 I'm not that far behind
I was sort of thinking I was way behind on implementing features in my newslog program here, which other weblog programs had long ago. But I just noticed Doc Searls saying:
"Blogging is basically just writing live on the Web. There are lots of upsides to it, as we know. But there's at least one downside: saving stuff. When you're writing for yourself, you save constantly. But when you're writing live, for the world, you don't always want to do that. You might want to wait until you're done with your post before you save it. That's risky. ... as I just found out when I wasted twenty minutes I didn't have answering Eric Norlin's latest volley, point by point. I was up to number 5 out of 6 when something "unexpectedly quit" and I lost it all."

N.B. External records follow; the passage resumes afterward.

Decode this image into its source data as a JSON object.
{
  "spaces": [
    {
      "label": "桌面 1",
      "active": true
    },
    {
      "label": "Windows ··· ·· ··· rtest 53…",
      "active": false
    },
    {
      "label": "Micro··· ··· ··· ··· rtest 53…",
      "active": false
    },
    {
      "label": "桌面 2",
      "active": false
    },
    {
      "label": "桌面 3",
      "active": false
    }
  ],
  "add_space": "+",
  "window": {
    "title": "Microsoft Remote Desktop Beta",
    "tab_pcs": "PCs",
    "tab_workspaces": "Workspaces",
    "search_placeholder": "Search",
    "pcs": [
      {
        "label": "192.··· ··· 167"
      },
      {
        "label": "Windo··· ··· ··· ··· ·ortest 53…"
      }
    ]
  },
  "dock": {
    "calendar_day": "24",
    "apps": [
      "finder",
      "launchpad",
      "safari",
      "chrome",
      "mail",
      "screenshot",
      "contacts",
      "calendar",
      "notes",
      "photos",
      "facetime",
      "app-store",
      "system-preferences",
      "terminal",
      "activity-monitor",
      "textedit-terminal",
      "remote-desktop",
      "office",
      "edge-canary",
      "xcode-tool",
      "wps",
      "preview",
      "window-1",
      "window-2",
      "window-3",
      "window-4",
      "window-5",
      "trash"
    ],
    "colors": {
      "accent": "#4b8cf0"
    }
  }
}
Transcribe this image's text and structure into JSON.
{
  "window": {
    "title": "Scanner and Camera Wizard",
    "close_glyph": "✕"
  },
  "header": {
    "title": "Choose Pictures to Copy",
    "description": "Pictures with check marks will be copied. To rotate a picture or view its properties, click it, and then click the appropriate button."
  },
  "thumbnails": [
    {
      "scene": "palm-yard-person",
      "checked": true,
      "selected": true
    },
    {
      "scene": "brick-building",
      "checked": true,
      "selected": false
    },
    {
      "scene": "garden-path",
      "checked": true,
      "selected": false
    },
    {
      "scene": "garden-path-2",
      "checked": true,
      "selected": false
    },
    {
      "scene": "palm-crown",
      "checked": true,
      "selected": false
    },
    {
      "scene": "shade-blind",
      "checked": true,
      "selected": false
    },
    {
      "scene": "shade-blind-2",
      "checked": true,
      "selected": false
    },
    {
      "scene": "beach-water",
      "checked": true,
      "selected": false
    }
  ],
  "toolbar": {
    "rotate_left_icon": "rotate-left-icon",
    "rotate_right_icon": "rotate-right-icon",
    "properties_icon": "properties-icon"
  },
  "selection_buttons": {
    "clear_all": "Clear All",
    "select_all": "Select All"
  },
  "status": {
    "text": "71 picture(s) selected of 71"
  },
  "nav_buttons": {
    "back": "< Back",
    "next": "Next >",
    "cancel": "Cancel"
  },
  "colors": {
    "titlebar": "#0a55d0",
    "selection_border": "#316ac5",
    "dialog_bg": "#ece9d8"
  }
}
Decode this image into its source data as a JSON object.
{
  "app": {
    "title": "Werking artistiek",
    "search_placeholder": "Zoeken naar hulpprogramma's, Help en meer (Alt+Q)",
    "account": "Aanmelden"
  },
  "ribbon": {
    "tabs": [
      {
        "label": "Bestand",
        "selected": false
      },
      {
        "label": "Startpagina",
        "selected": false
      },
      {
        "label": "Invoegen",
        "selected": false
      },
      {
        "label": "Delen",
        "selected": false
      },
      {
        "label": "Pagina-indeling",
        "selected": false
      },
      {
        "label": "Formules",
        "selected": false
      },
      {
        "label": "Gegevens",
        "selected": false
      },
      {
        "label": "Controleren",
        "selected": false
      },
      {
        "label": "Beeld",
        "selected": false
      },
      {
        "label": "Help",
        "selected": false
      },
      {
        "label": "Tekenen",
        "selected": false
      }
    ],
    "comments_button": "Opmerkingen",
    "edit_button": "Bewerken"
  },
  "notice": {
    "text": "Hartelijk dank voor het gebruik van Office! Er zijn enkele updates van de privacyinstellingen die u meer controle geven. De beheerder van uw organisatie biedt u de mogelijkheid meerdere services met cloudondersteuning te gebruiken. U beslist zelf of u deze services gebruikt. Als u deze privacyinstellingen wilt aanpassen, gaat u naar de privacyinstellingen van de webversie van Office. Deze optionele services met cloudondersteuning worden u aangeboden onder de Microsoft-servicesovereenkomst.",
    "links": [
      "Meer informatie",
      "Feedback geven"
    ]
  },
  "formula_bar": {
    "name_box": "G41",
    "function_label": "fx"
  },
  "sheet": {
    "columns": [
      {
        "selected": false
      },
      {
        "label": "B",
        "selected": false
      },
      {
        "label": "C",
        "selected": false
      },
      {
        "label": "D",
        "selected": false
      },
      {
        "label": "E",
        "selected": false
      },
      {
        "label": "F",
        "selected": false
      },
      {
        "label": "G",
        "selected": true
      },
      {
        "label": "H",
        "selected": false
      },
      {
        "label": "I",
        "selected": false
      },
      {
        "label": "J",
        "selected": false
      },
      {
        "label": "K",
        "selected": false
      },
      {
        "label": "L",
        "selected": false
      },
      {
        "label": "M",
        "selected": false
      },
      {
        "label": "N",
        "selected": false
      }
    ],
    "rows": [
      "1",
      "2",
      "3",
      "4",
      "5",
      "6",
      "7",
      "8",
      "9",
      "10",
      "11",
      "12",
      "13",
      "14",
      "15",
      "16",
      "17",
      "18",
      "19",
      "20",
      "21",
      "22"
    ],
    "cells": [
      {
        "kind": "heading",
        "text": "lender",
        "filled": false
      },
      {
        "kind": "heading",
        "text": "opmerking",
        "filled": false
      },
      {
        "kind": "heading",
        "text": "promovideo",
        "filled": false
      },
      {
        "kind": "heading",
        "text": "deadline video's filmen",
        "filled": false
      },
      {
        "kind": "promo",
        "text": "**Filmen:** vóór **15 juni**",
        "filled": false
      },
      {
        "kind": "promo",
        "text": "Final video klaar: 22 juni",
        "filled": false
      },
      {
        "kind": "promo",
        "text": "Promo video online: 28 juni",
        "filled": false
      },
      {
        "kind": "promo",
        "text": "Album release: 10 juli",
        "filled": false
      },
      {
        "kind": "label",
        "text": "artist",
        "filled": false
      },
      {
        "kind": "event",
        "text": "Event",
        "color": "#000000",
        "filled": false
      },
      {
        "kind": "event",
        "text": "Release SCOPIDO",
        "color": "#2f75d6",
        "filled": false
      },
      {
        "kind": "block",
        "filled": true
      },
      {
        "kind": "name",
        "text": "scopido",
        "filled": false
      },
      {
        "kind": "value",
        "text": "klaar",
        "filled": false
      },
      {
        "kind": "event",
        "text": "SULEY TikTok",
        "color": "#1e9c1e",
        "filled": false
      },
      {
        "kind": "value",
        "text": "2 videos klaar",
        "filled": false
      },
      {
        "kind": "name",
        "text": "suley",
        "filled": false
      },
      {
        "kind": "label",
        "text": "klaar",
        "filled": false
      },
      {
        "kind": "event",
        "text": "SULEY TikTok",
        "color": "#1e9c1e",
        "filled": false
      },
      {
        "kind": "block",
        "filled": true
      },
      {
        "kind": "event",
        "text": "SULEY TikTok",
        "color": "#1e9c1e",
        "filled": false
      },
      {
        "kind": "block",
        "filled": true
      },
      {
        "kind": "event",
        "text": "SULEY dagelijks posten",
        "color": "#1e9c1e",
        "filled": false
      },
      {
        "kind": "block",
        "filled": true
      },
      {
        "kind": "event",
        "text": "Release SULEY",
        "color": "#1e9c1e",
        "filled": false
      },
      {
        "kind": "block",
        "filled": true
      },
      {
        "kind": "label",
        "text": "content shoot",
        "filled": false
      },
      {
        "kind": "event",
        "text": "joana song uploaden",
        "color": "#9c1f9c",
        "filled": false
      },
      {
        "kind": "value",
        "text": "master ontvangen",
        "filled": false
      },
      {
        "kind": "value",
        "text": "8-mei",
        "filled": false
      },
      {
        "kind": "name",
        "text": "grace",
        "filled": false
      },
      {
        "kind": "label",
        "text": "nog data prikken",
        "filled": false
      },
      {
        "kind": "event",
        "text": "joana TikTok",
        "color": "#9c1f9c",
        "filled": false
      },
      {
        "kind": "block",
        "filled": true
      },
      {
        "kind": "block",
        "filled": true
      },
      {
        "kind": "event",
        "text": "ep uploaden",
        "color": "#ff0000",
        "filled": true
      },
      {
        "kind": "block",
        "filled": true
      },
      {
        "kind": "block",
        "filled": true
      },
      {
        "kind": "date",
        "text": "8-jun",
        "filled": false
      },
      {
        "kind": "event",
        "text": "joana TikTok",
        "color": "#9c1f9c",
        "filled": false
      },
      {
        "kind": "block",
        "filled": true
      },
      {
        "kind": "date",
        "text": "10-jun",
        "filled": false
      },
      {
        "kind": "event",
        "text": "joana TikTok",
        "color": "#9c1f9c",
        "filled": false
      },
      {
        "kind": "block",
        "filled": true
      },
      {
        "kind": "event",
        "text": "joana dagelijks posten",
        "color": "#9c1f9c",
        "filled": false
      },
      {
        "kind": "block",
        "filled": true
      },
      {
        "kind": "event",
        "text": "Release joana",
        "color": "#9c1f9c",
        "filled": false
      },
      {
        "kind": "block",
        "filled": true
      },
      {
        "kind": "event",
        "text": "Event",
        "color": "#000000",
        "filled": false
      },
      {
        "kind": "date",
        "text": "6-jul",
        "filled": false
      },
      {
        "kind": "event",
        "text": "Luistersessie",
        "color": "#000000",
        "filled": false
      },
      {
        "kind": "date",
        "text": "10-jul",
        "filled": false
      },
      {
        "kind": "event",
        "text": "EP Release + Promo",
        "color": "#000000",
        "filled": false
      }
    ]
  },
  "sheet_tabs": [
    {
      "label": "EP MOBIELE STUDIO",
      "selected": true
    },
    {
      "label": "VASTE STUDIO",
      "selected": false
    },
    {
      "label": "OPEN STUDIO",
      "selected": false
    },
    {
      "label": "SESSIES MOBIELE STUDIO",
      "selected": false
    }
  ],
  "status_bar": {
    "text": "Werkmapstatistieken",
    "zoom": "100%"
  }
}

Sorry to hear that, but, hahah, MY newslog program has a button for saving a draft while one is going along, and one can also leave a post hidden and saved for later publishing. Because I too absolutely hate loosing stuff I just wrote. So, maybe I do have a few things that others don't have. Like, the picture management system for this program is quite simple, but powerful and useful. Many weblog programs require people to know HTML to include links and pictures, and you would be on your own in terms of uploading the pictures somewhere.
[ | 2002-12-20 16:10 | 48 comments | PermaLink ]  More >

Main Page: ming.tv